NHS Confederation chief executive Stephen Thornton said: "We are having a normal British winter". But he added that the current normal levels of flu are putting the NHS under so much strain because: "over several years, the two or three per cent a year increase in emergency admissions to hospitals has left the NHS with virtually no capacity to cope with even relatively small surges in demand."
And he went on to say that the government's over-riding commitment to cut waiting lists had left hospitals with little flexibility.
But he did not mention the large number of hospitals throughout Britain which have been closed with thousands of beds lost.

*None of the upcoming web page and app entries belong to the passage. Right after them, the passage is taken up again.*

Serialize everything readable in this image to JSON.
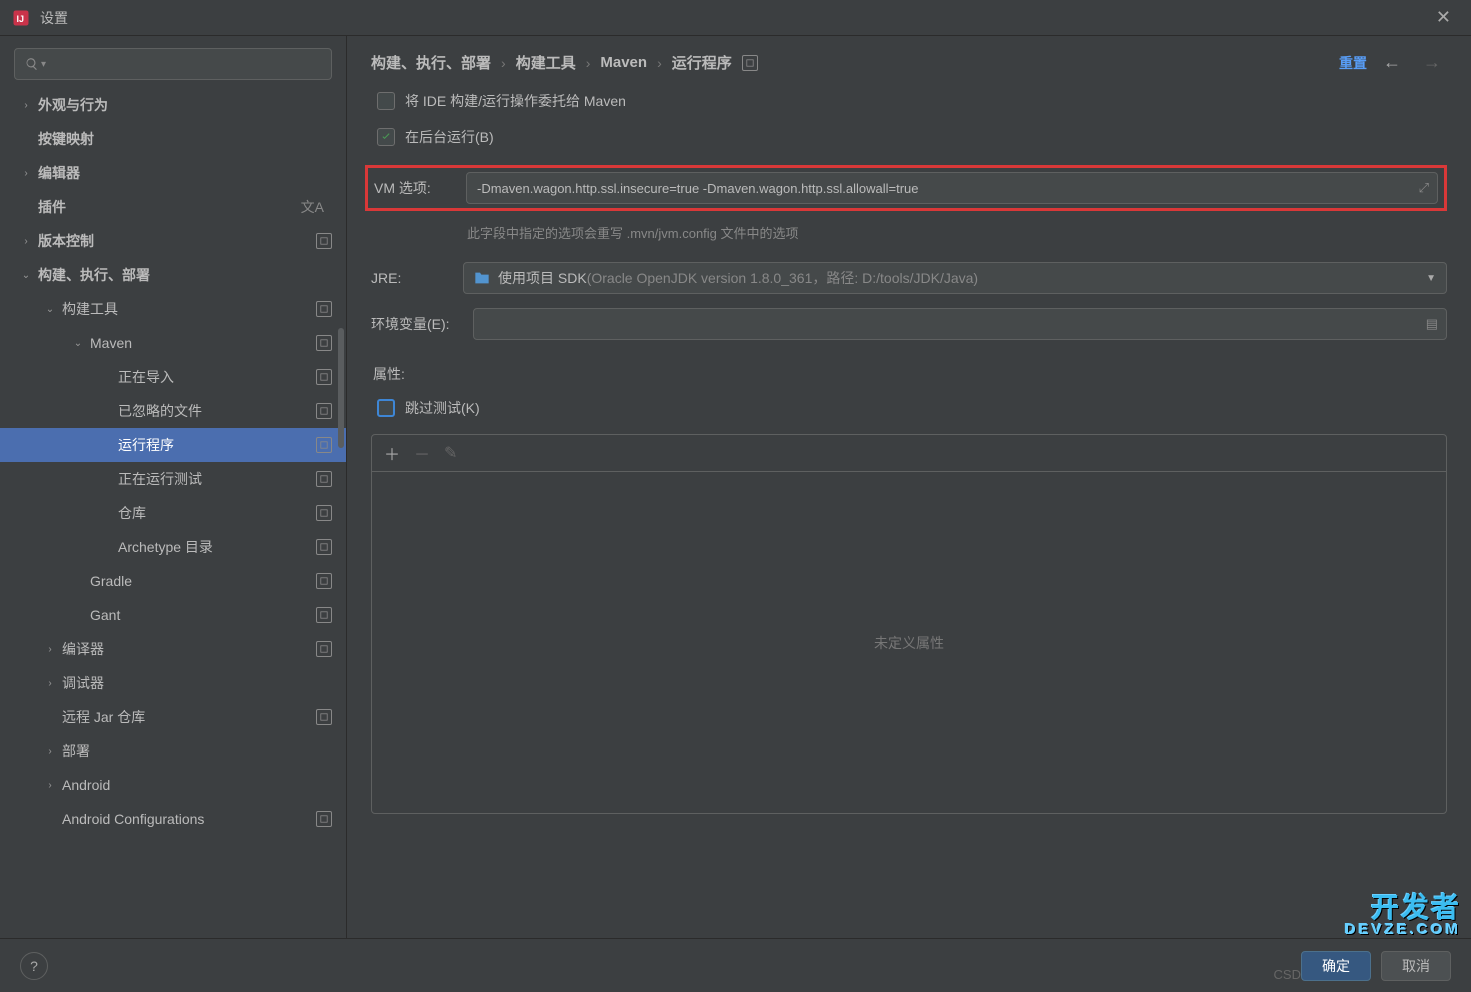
{
  "window": {
    "title": "设置"
  },
  "sidebar": {
    "items": [
      {
        "label": "外观与行为",
        "bold": true,
        "arrow": ">",
        "pad": 0
      },
      {
        "label": "按键映射",
        "bold": true,
        "arrow": "",
        "pad": 0
      },
      {
        "label": "编辑器",
        "bold": true,
        "arrow": ">",
        "pad": 0
      },
      {
        "label": "插件",
        "bold": true,
        "arrow": "",
        "pad": 0,
        "lang": true
      },
      {
        "label": "版本控制",
        "bold": true,
        "arrow": ">",
        "pad": 0,
        "badge": true
      },
      {
        "label": "构建、执行、部署",
        "bold": true,
        "arrow": "v",
        "pad": 0
      },
      {
        "label": "构建工具",
        "bold": false,
        "arrow": "v",
        "pad": 1,
        "badge": true
      },
      {
        "label": "Maven",
        "bold": false,
        "arrow": "v",
        "pad": 2,
        "badge": true
      },
      {
        "label": "正在导入",
        "bold": false,
        "arrow": "",
        "pad": 3,
        "badge": true
      },
      {
        "label": "已忽略的文件",
        "bold": false,
        "arrow": "",
        "pad": 3,
        "badge": true
      },
      {
        "label": "运行程序",
        "bold": false,
        "arrow": "",
        "pad": 3,
        "badge": true,
        "selected": true
      },
      {
        "label": "正在运行测试",
        "bold": false,
        "arrow": "",
        "pad": 3,
        "badge": true
      },
      {
        "label": "仓库",
        "bold": false,
        "arrow": "",
        "pad": 3,
        "badge": true
      },
      {
        "label": "Archetype 目录",
        "bold": false,
        "arrow": "",
        "pad": 3,
        "badge": true
      },
      {
        "label": "Gradle",
        "bold": false,
        "arrow": "",
        "pad": 2,
        "badge": true
      },
      {
        "label": "Gant",
        "bold": false,
        "arrow": "",
        "pad": 2,
        "badge": true
      },
      {
        "label": "编译器",
        "bold": false,
        "arrow": ">",
        "pad": 1,
        "badge": true
      },
      {
        "label": "调试器",
        "bold": false,
        "arrow": ">",
        "pad": 1
      },
      {
        "label": "远程 Jar 仓库",
        "bold": false,
        "arrow": "",
        "pad": 1,
        "badge": true
      },
      {
        "label": "部署",
        "bold": false,
        "arrow": ">",
        "pad": 1
      },
      {
        "label": "Android",
        "bold": false,
        "arrow": ">",
        "pad": 1
      },
      {
        "label": "Android Configurations",
        "bold": false,
        "arrow": "",
        "pad": 1,
        "badge": true
      }
    ]
  },
  "breadcrumb": {
    "items": [
      "构建、执行、部署",
      "构建工具",
      "Maven",
      "运行程序"
    ],
    "reset": "重置"
  },
  "form": {
    "delegate_label": "将 IDE 构建/运行操作委托给 Maven",
    "background_label": "在后台运行(B)",
    "vm_label": "VM 选项:",
    "vm_value": "-Dmaven.wagon.http.ssl.insecure=true -Dmaven.wagon.http.ssl.allowall=true",
    "vm_helper": "此字段中指定的选项会重写 .mvn/jvm.config 文件中的选项",
    "jre_label": "JRE:",
    "jre_prefix": "使用项目 SDK ",
    "jre_detail": "(Oracle OpenJDK version 1.8.0_361，路径: D:/tools/JDK/Java)",
    "env_label": "环境变量(E):",
    "attrs_label": "属性:",
    "skip_tests_label": "跳过测试(K)",
    "props_empty": "未定义属性"
  },
  "footer": {
    "ok": "确定",
    "cancel": "取消"
  },
  "watermark": {
    "main": "开发者",
    "sub": "DEVZE.COM"
  },
  "csdn": "CSD"
}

Christine Hancock, general secretary of the Royal College of Nursing, welcomed Frank Dobson's aid package but said the government needs to concentrate on the long-term under lying causes of the crisis.
"The government has got to address the nursing shortage crisis and how the NHS can provide more care closer to people's homes to prevent this situation arising again."

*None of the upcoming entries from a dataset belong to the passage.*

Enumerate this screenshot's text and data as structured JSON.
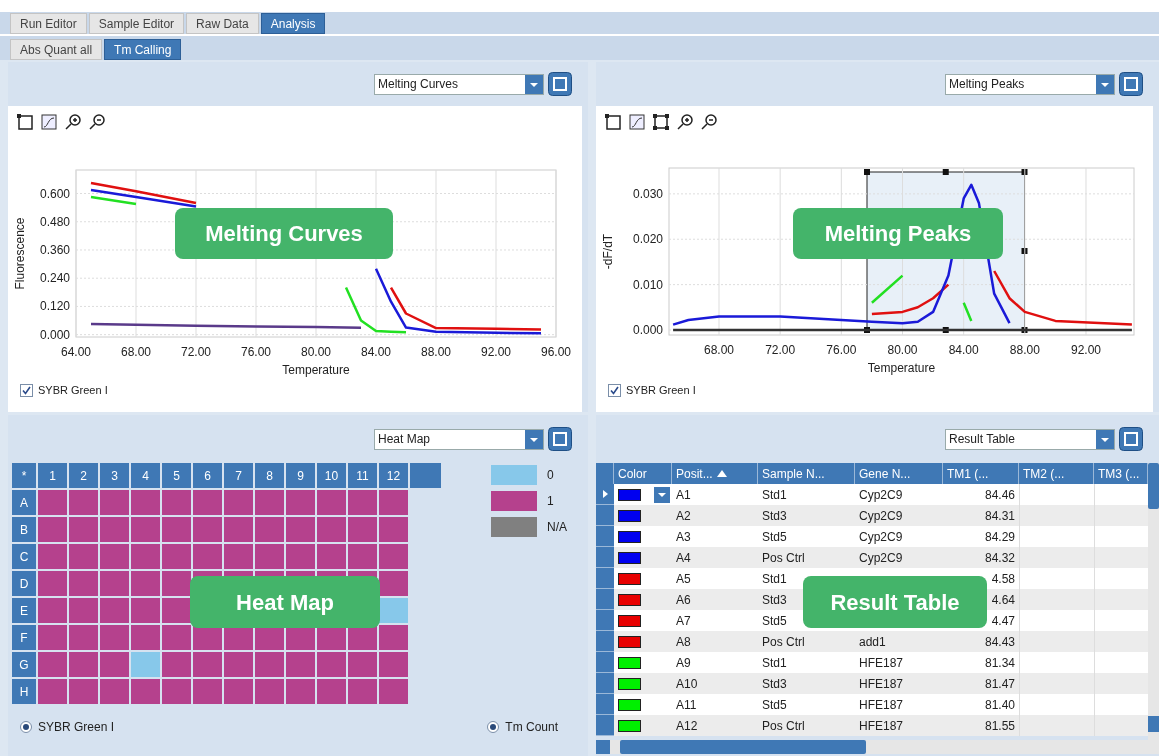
{
  "tabs": [
    {
      "label": "Run Editor",
      "selected": false
    },
    {
      "label": "Sample Editor",
      "selected": false
    },
    {
      "label": "Raw Data",
      "selected": false
    },
    {
      "label": "Analysis",
      "selected": true
    }
  ],
  "subtabs": [
    {
      "label": "Abs Quant all",
      "selected": false
    },
    {
      "label": "Tm Calling",
      "selected": true
    }
  ],
  "melting_curves": {
    "view": "Melting Curves",
    "callout": "Melting Curves",
    "checkbox": {
      "label": "SYBR Green I",
      "checked": true
    },
    "chart_data": {
      "type": "line",
      "grid": true,
      "xlabel": "Temperature",
      "ylabel": "Fluorescence",
      "xlim": [
        64,
        96
      ],
      "ylim": [
        -0.01,
        0.7
      ],
      "xticks": [
        {
          "value": 64,
          "label": "64.00"
        },
        {
          "value": 68,
          "label": "68.00"
        },
        {
          "value": 72,
          "label": "72.00"
        },
        {
          "value": 76,
          "label": "76.00"
        },
        {
          "value": 80,
          "label": "80.00"
        },
        {
          "value": 84,
          "label": "84.00"
        },
        {
          "value": 88,
          "label": "88.00"
        },
        {
          "value": 92,
          "label": "92.00"
        },
        {
          "value": 96,
          "label": "96.00"
        }
      ],
      "yticks": [
        {
          "value": 0,
          "label": "0.000"
        },
        {
          "value": 0.12,
          "label": "0.120"
        },
        {
          "value": 0.24,
          "label": "0.240"
        },
        {
          "value": 0.36,
          "label": "0.360"
        },
        {
          "value": 0.48,
          "label": "0.480"
        },
        {
          "value": 0.6,
          "label": "0.600"
        }
      ],
      "x": [
        65,
        68,
        72,
        76,
        80,
        82,
        83,
        84,
        85,
        86,
        88,
        92,
        95
      ],
      "series": [
        {
          "color": "#e01010",
          "values": [
            0.645,
            0.61,
            0.56,
            null,
            null,
            null,
            null,
            null,
            0.2,
            0.09,
            0.028,
            0.025,
            0.022
          ]
        },
        {
          "color": "#1a1ad8",
          "values": [
            0.615,
            0.585,
            0.545,
            null,
            null,
            null,
            null,
            0.28,
            0.14,
            0.03,
            0.012,
            0.008,
            0.006
          ]
        },
        {
          "color": "#22e022",
          "values": [
            0.585,
            0.555,
            null,
            null,
            null,
            0.2,
            0.06,
            0.015,
            0.012,
            0.01,
            null,
            null,
            null
          ]
        },
        {
          "color": "#5a3a8a",
          "values": [
            0.045,
            0.042,
            0.038,
            0.035,
            0.032,
            0.03,
            0.029,
            null,
            null,
            null,
            null,
            null,
            null
          ]
        }
      ]
    }
  },
  "melting_peaks": {
    "view": "Melting Peaks",
    "callout": "Melting Peaks",
    "checkbox": {
      "label": "SYBR Green I",
      "checked": true
    },
    "chart_data": {
      "type": "line",
      "grid": true,
      "xlabel": "Temperature",
      "ylabel": "-dF/dT",
      "xlim": [
        64.73,
        95.14
      ],
      "ylim": [
        -0.0011,
        0.0357
      ],
      "xticks": [
        {
          "value": 68,
          "label": "68.00"
        },
        {
          "value": 72,
          "label": "72.00"
        },
        {
          "value": 76,
          "label": "76.00"
        },
        {
          "value": 80,
          "label": "80.00"
        },
        {
          "value": 84,
          "label": "84.00"
        },
        {
          "value": 88,
          "label": "88.00"
        },
        {
          "value": 92,
          "label": "92.00"
        }
      ],
      "yticks": [
        {
          "value": 0,
          "label": "0.000"
        },
        {
          "value": 0.01,
          "label": "0.010"
        },
        {
          "value": 0.02,
          "label": "0.020"
        },
        {
          "value": 0.03,
          "label": "0.030"
        }
      ],
      "x": [
        65,
        66,
        68,
        72,
        76,
        78,
        80,
        81,
        82,
        83,
        84,
        84.5,
        85,
        86,
        87,
        88,
        90,
        95
      ],
      "series": [
        {
          "color": "#333333",
          "values": [
            0,
            0,
            0,
            0,
            0,
            0,
            0,
            0,
            0,
            0,
            0,
            0,
            0,
            0,
            0,
            0,
            0,
            0
          ]
        },
        {
          "color": "#22e022",
          "values": [
            null,
            null,
            null,
            null,
            null,
            0.006,
            0.012,
            null,
            null,
            null,
            0.006,
            0.002,
            null,
            null,
            null,
            null,
            null,
            null
          ]
        },
        {
          "color": "#e01010",
          "values": [
            null,
            null,
            null,
            null,
            null,
            0.0035,
            0.004,
            0.005,
            0.007,
            0.01,
            null,
            null,
            null,
            0.013,
            0.007,
            0.004,
            0.002,
            0.0012
          ]
        },
        {
          "color": "#1a1ad8",
          "values": [
            0.0012,
            0.0022,
            0.003,
            0.003,
            0.0022,
            0.0018,
            0.0015,
            0.0018,
            0.004,
            0.012,
            0.029,
            0.032,
            0.028,
            0.008,
            0.0015,
            null,
            null,
            null
          ]
        }
      ]
    }
  },
  "heat_map": {
    "view": "Heat Map",
    "callout": "Heat Map",
    "corner": "*",
    "columns": [
      "1",
      "2",
      "3",
      "4",
      "5",
      "6",
      "7",
      "8",
      "9",
      "10",
      "11",
      "12"
    ],
    "rows": [
      {
        "label": "A",
        "cells": [
          {
            "color": "#b5418d"
          },
          {
            "color": "#b5418d"
          },
          {
            "color": "#b5418d"
          },
          {
            "color": "#b5418d"
          },
          {
            "color": "#b5418d"
          },
          {
            "color": "#b5418d"
          },
          {
            "color": "#b5418d"
          },
          {
            "color": "#b5418d"
          },
          {
            "color": "#b5418d"
          },
          {
            "color": "#b5418d"
          },
          {
            "color": "#b5418d"
          },
          {
            "color": "#b5418d"
          }
        ]
      },
      {
        "label": "B",
        "cells": [
          {
            "color": "#b5418d"
          },
          {
            "color": "#b5418d"
          },
          {
            "color": "#b5418d"
          },
          {
            "color": "#b5418d"
          },
          {
            "color": "#b5418d"
          },
          {
            "color": "#b5418d"
          },
          {
            "color": "#b5418d"
          },
          {
            "color": "#b5418d"
          },
          {
            "color": "#b5418d"
          },
          {
            "color": "#b5418d"
          },
          {
            "color": "#b5418d"
          },
          {
            "color": "#b5418d"
          }
        ]
      },
      {
        "label": "C",
        "cells": [
          {
            "color": "#b5418d"
          },
          {
            "color": "#b5418d"
          },
          {
            "color": "#b5418d"
          },
          {
            "color": "#b5418d"
          },
          {
            "color": "#b5418d"
          },
          {
            "color": "#b5418d"
          },
          {
            "color": "#b5418d"
          },
          {
            "color": "#b5418d"
          },
          {
            "color": "#b5418d"
          },
          {
            "color": "#b5418d"
          },
          {
            "color": "#b5418d"
          },
          {
            "color": "#b5418d"
          }
        ]
      },
      {
        "label": "D",
        "cells": [
          {
            "color": "#b5418d"
          },
          {
            "color": "#b5418d"
          },
          {
            "color": "#b5418d"
          },
          {
            "color": "#b5418d"
          },
          {
            "color": "#b5418d"
          },
          {
            "color": "#b5418d"
          },
          {
            "color": "#b5418d"
          },
          {
            "color": "#b5418d"
          },
          {
            "color": "#b5418d"
          },
          {
            "color": "#b5418d"
          },
          {
            "color": "#b5418d"
          },
          {
            "color": "#b5418d"
          }
        ]
      },
      {
        "label": "E",
        "cells": [
          {
            "color": "#b5418d"
          },
          {
            "color": "#b5418d"
          },
          {
            "color": "#b5418d"
          },
          {
            "color": "#b5418d"
          },
          {
            "color": "#b5418d"
          },
          null,
          null,
          null,
          null,
          null,
          null,
          {
            "color": "#87c8ea"
          }
        ]
      },
      {
        "label": "F",
        "cells": [
          {
            "color": "#b5418d"
          },
          {
            "color": "#b5418d"
          },
          {
            "color": "#b5418d"
          },
          {
            "color": "#b5418d"
          },
          {
            "color": "#b5418d"
          },
          {
            "color": "#b5418d"
          },
          {
            "color": "#b5418d"
          },
          {
            "color": "#b5418d"
          },
          {
            "color": "#b5418d"
          },
          {
            "color": "#b5418d"
          },
          {
            "color": "#b5418d"
          },
          {
            "color": "#b5418d"
          }
        ]
      },
      {
        "label": "G",
        "cells": [
          {
            "color": "#b5418d"
          },
          {
            "color": "#b5418d"
          },
          {
            "color": "#b5418d"
          },
          {
            "color": "#87c8ea"
          },
          {
            "color": "#b5418d"
          },
          {
            "color": "#b5418d"
          },
          {
            "color": "#b5418d"
          },
          {
            "color": "#b5418d"
          },
          {
            "color": "#b5418d"
          },
          {
            "color": "#b5418d"
          },
          {
            "color": "#b5418d"
          },
          {
            "color": "#b5418d"
          }
        ]
      },
      {
        "label": "H",
        "cells": [
          {
            "color": "#b5418d"
          },
          {
            "color": "#b5418d"
          },
          {
            "color": "#b5418d"
          },
          {
            "color": "#b5418d"
          },
          {
            "color": "#b5418d"
          },
          {
            "color": "#b5418d"
          },
          {
            "color": "#b5418d"
          },
          {
            "color": "#b5418d"
          },
          {
            "color": "#b5418d"
          },
          {
            "color": "#b5418d"
          },
          {
            "color": "#b5418d"
          },
          {
            "color": "#b5418d"
          }
        ]
      }
    ],
    "legend": [
      {
        "label": "0",
        "color": "#87c8ea"
      },
      {
        "label": "1",
        "color": "#b5418d"
      },
      {
        "label": "N/A",
        "color": "#808080"
      }
    ],
    "options": [
      {
        "label": "SYBR Green I",
        "selected": true
      },
      {
        "label": "Tm Count",
        "selected": true
      }
    ]
  },
  "result_table": {
    "view": "Result Table",
    "callout": "Result Table",
    "columns": [
      "Color",
      "Posit...",
      "Sample N...",
      "Gene N...",
      "TM1 (...",
      "TM2 (...",
      "TM3 (..."
    ],
    "rows": [
      {
        "color": "#0000f0",
        "position": "A1",
        "sample": "Std1",
        "gene": "Cyp2C9",
        "tm1": "84.46",
        "selected": true
      },
      {
        "color": "#0000f0",
        "position": "A2",
        "sample": "Std3",
        "gene": "Cyp2C9",
        "tm1": "84.31",
        "selected": false
      },
      {
        "color": "#0000f0",
        "position": "A3",
        "sample": "Std5",
        "gene": "Cyp2C9",
        "tm1": "84.29",
        "selected": false
      },
      {
        "color": "#0000f0",
        "position": "A4",
        "sample": "Pos Ctrl",
        "gene": "Cyp2C9",
        "tm1": "84.32",
        "selected": false
      },
      {
        "color": "#e80000",
        "position": "A5",
        "sample": "Std1",
        "tm1": "4.58",
        "selected": false
      },
      {
        "color": "#e80000",
        "position": "A6",
        "sample": "Std3",
        "tm1": "4.64",
        "selected": false
      },
      {
        "color": "#e80000",
        "position": "A7",
        "sample": "Std5",
        "tm1": "4.47",
        "selected": false
      },
      {
        "color": "#e80000",
        "position": "A8",
        "sample": "Pos Ctrl",
        "gene": "add1",
        "tm1": "84.43",
        "selected": false
      },
      {
        "color": "#00f000",
        "position": "A9",
        "sample": "Std1",
        "gene": "HFE187",
        "tm1": "81.34",
        "selected": false
      },
      {
        "color": "#00f000",
        "position": "A10",
        "sample": "Std3",
        "gene": "HFE187",
        "tm1": "81.47",
        "selected": false
      },
      {
        "color": "#00f000",
        "position": "A11",
        "sample": "Std5",
        "gene": "HFE187",
        "tm1": "81.40",
        "selected": false
      },
      {
        "color": "#00f000",
        "position": "A12",
        "sample": "Pos Ctrl",
        "gene": "HFE187",
        "tm1": "81.55",
        "selected": false
      }
    ]
  }
}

The growing nursing shortage was highlighted last month when figures were released showing that the amount the NHS now spends on agency nurses has risen sharply.
The figures were given in reply to a parliamentary question from Liberal Democrat MP Simon Hughes. They showed that last year the NHS bill for agency nurses -- used as emergency stand-ins by understaffed hospitals -- was £216 million, compared to £121 million in 1991-2.
Simon Hughes said the figures underline the extent of the recruitment crisis within the NHS. He said the situation was so bad that some NHS trusts in Leeds are having to pay agency nurses to travel from London because they cannot recruit locally.
He said: "There are now so few NHS nurses that the private sector is cashing in by filling the vacancies. This is a nonsense. Money must be spent recruiting badly needed NHS nurses, not paying for private ones. "Cash-strapped hospital trusts are having to pay private nurses inflated rates to keep wards open. After last year's staged pay awards and precious little success in recruiting new nurses. The government is to blame."
Nursing unions have warned time and time again that low pay for nurses will lead to a crisis in recruitment but both Tory and Labour governments have ignored them.
Kingston Hospital in London has paid for 17 nurses to be flown in from the Philippines after its accident and emergency department was so busy last weekend that patients had to be treated in the backs of ambulances parked outside.
This is no way to run a health service. It must be cheaper to
raise nurses' pay and recruit more here than to pay for them to be shipped
in from the other side of the world.